The man behind the Moodists, the Coral Snakes and the Lurid Yellow Mist may hail from Mount Gambier originally, but now he likes to be east of everything
One of the few compliments you can bestow on Ringwood is that it’s the gateway to the Dandenongs. Travel just 10 minutes past the home of hydroponics and you’ll encounter some of the most beautiful scenery Victoria has to offer. With rolling hills meeting lush pastures, it’s a bit like a quaint English shire, only bigger and greener and not in England at all.
The jewel in this leafy crown is Belgrave, home to Puffing Billy, Sherbrooke Forest and the generously named 1000 Steps. It’s also home to music mavericks Dave Graney and Clare Moore, who reside here when they’re not hiding in Rock n Roll.
“We moved to the Hills in 1996,” says Graney. “I kept driving around the outer edges of the city looking for a place called Gruyere, because it was where a young, doomed ’70s poet called Charles Buckmaster came from.”
Maybe it was the slow pace of the Dandys that caused Buckmaster to top himself in 1972. Or maybe it was the release of ‘Puppy Love’ by Donny Osmond. Whatever triggered the demise, his literary spirit lives on a million miles from the chaos of Melbourne and its mingling hipsters.
“I was talking to a friend at a show in town and he professed a sense of ennui and fatigue with the social world. He lives in the part of town where all that happens,” says Graney without a trace of urban nostalgia. “I realised that, living on the edge of the city, I come into these situations from outside and then leave as well. I wake up somewhere else. In my own life.”
Ah, sweet isolation. And with it the secure knowledge that there’s little to be swallowed up by development.

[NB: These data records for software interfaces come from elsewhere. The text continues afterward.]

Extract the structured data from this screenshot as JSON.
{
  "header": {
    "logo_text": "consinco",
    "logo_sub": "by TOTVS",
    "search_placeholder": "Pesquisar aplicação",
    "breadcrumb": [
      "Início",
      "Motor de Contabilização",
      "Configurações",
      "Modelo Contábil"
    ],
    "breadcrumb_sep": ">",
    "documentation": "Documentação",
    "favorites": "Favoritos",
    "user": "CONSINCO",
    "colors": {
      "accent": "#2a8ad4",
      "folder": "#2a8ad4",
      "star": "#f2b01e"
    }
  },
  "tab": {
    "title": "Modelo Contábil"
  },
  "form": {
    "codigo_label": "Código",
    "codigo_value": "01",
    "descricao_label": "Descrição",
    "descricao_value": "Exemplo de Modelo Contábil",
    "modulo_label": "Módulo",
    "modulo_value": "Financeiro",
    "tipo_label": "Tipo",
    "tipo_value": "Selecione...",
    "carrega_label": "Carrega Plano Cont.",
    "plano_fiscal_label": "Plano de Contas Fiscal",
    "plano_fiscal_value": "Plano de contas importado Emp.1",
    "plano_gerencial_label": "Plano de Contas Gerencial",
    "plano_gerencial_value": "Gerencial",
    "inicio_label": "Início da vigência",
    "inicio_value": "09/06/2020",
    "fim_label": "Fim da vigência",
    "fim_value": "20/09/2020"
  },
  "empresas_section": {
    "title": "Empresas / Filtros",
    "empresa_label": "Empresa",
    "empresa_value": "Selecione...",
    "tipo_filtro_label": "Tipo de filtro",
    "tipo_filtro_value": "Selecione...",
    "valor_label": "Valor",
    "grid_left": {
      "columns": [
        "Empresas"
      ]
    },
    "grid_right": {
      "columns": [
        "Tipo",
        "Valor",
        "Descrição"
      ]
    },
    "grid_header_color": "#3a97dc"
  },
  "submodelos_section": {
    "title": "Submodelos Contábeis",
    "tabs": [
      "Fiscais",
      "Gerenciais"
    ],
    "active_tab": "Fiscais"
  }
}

“Some roads have been improved and the freeways make travel easier,” reflects Graney. “Summers and the threat of fire are stressful some years more than others. But it’s quite a nice place, as opposed to the badlands in between us and the city.”